Fibre broadband refers to networks of cables that can transmit broadband at faster speeds than any other type of network. Fibre cables comprise of thin strands of glass, only slightly thicker than a human hair, that transmit digital data using an infra-red laser light. Speeds of up to 360Mbps are currently available on Ireland's fibre network.
What is fibre-to-the-cabinet (FTTC)?
Where fibre-optic broadband is available, connections may be limited to speeds of up to 100Mbps because the fibre lines from the provider run only to the telephone network junction box on the street, after which it has to run through regular copper cables to get to your home. In technical terms, this is usually referred to as a FTTC (fibre-to-the-cabinet) connection.
What is fibre-to-the-home (FTTH)?
To get anywhere near the superfast broadband speeds of 360Mbps that are possible with fibre cables, you need to live in an area where there are FTTH (fibre-to-the-home) connections available. In these cases, cables run all the way into your home.
What is fibre-to-the-buliding (FTTB)?
If you live in an apartment building, there might be a FTTB (fibre-to-the-building) connection, where the cable runs all the way to the outside of the building, but is then piped via alternative means to your apartment.
What does the future hold for fibre?
Until recently, fibre connections tended to be the preserve of cable operators like Virgin Media, and generally only available to customers in urban areas. However, eir has invested substantially in its own network, and Vodafone has now partnered with ESB to spend €450 million building a 100% fibre wholesale network over the next four years.
The new ESB-Vodafone service is called Siro and it will run fibre cables along ESB power lines and directly into homes and businesses. Because there will be no copper “last mile” to travel, Siro promises to deliver speeds of up to 1 Gbps.
Significant work on Siro commenced in 2016 and it has been reported that over 300,000 rural homes will benefit which means that availability of superfast broadband connections across the country will improve significantly in the years to come.
eir has also commenced the roll out of its 1 Gbps fibre network to many of Ireland's rural broadband blackspots.
What is this technology really capable of?
Most urban users with good broadband connections may not notice significant differences following a change to this new technology, however rural customers with poor connectivity could benefit immensely.
In the case where a rural customer has a traditional ADSL connection with speeds or around 2Mbps, fibre could bring about an immense increase in speed. For example, a connection achieving a speed of 50Mbps would enable a user to download a 700Mb feature length movie in under two minutes.

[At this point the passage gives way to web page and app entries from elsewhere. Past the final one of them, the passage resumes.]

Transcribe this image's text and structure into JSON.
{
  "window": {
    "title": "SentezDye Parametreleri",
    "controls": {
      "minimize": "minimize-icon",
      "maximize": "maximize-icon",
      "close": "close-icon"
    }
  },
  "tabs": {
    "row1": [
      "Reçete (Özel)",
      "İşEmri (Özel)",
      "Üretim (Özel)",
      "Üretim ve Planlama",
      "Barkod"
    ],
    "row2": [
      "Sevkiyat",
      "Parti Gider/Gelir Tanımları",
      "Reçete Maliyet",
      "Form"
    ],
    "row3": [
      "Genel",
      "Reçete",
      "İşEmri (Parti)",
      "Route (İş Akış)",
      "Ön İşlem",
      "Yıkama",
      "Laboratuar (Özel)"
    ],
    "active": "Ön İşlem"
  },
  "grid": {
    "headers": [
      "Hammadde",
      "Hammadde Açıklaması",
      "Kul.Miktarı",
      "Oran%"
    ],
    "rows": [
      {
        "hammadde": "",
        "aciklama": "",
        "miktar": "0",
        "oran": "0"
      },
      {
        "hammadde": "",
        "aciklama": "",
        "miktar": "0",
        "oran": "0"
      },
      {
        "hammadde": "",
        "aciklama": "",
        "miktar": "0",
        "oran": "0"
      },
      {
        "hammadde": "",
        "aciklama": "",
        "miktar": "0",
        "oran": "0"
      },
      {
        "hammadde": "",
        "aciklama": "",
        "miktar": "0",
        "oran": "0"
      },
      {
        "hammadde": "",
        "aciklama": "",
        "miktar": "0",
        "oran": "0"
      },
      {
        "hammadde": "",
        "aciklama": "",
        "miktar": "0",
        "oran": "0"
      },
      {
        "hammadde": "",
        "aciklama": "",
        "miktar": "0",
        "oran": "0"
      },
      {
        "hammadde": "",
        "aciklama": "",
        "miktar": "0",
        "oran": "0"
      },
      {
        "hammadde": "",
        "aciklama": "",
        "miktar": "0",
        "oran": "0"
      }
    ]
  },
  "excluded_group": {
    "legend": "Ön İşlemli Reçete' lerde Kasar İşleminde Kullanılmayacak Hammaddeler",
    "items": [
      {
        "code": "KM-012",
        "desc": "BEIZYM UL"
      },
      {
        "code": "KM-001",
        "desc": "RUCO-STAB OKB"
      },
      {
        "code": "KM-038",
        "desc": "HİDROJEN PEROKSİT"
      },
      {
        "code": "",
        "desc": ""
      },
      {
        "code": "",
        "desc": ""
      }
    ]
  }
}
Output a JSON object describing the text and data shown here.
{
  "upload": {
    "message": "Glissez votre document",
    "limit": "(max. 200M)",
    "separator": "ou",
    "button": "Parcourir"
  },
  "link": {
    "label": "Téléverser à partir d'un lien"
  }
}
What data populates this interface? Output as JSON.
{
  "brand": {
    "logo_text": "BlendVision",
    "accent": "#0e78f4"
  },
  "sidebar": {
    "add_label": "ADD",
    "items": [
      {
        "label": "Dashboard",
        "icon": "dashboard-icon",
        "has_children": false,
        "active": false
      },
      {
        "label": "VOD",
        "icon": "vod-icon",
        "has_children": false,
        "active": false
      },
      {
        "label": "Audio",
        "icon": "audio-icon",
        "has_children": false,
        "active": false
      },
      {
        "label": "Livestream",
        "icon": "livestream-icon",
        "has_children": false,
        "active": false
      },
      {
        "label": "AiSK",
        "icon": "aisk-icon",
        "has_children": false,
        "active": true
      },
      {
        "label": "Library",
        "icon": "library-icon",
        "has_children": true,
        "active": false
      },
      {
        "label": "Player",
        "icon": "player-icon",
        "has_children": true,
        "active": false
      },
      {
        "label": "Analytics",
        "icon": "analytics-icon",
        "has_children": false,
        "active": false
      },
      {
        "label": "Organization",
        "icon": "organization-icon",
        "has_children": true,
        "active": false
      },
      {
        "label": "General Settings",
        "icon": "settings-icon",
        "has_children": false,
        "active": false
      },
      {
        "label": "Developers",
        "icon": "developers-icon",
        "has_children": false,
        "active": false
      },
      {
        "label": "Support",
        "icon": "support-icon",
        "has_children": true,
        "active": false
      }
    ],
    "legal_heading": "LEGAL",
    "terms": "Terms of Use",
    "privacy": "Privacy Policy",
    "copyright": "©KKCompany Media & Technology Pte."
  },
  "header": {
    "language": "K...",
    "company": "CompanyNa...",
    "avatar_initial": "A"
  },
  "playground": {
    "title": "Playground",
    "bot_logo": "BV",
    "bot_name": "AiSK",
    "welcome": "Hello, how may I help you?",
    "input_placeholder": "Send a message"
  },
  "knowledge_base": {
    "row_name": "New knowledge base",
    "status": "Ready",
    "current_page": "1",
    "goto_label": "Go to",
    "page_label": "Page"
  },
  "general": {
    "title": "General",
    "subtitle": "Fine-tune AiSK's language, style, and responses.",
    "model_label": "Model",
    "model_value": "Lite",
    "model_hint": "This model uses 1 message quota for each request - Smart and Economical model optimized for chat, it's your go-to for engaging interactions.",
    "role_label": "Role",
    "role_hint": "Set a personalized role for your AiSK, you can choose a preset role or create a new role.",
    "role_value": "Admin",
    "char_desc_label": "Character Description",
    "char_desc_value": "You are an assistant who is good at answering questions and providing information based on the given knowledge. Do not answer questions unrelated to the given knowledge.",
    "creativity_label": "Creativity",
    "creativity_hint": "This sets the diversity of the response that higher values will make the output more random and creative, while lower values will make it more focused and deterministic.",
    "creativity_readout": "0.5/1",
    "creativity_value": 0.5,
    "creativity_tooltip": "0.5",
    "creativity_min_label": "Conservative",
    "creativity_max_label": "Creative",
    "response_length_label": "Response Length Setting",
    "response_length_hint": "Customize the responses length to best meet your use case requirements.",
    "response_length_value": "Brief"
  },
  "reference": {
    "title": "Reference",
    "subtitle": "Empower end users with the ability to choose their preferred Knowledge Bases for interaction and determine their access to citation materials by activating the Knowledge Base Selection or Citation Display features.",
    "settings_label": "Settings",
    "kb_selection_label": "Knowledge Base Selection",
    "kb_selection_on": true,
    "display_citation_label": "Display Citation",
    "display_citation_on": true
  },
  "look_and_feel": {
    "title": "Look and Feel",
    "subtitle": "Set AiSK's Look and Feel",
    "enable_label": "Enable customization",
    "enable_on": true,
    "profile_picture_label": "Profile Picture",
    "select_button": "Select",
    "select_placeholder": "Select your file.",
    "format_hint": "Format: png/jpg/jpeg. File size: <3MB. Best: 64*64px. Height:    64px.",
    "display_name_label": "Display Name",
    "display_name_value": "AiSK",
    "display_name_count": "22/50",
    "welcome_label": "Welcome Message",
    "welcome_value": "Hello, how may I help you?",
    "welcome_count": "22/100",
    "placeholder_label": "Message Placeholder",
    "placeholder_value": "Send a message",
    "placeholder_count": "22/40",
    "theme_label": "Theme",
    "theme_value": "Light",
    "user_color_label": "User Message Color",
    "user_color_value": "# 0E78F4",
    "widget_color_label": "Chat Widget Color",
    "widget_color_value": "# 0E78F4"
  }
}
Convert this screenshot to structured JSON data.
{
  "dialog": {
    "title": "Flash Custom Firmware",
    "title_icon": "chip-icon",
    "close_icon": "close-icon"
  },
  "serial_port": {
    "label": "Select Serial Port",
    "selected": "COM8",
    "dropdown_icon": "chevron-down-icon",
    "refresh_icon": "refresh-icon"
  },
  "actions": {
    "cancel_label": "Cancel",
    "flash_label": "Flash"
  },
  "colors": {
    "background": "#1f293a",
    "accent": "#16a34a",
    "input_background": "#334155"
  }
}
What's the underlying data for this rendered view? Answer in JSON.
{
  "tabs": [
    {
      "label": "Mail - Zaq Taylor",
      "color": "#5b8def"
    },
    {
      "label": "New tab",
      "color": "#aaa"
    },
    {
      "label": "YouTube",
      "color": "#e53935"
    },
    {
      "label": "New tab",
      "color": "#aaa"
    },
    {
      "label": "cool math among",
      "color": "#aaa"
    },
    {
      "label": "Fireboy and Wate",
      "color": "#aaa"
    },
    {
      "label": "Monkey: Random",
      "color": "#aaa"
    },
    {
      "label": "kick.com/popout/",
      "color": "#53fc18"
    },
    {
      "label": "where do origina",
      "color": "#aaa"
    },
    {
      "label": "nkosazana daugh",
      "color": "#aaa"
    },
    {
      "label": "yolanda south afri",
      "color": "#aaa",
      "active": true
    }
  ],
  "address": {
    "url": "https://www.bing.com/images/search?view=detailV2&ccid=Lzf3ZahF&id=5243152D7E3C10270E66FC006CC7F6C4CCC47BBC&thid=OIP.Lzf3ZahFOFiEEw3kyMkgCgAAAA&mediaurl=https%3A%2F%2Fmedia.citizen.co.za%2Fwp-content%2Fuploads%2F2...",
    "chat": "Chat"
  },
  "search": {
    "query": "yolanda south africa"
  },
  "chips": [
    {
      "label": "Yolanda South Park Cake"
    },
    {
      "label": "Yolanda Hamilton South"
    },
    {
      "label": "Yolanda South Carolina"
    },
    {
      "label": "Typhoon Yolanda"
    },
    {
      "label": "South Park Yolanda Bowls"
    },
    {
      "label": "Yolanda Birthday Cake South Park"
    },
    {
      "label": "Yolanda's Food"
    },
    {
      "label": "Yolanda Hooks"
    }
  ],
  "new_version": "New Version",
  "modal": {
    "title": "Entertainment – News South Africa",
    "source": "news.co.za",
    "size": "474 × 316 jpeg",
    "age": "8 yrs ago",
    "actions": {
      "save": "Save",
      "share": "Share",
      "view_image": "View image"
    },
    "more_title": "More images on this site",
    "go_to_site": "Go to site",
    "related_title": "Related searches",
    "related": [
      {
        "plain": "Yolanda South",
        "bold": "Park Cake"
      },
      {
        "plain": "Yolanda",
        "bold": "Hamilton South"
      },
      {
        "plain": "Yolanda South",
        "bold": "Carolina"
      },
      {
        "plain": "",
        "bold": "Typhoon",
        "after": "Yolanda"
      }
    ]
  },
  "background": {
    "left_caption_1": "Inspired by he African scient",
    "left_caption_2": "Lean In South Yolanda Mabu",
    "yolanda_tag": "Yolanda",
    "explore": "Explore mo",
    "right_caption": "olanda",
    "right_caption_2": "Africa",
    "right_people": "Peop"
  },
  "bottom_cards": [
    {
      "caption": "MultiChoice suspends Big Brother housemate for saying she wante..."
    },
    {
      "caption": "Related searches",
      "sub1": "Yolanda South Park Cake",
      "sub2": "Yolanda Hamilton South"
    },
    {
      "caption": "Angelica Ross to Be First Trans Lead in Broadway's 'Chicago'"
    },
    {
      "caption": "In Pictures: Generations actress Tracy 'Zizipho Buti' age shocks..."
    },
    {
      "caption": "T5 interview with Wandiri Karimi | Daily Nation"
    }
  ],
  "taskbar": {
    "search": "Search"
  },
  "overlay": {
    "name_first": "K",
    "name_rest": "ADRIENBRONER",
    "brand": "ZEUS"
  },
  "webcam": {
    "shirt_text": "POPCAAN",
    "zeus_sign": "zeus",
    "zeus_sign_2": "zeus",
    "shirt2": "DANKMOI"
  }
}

Fibre broadband is more stable than ADSL connections and does not suffer from drops in speed as a result of multiple users users. In fact, this technology, which allows for bundled services, is thought by experts to be the only connection type capable of handling the expected growth in demand for high-speed broadband over the next decade.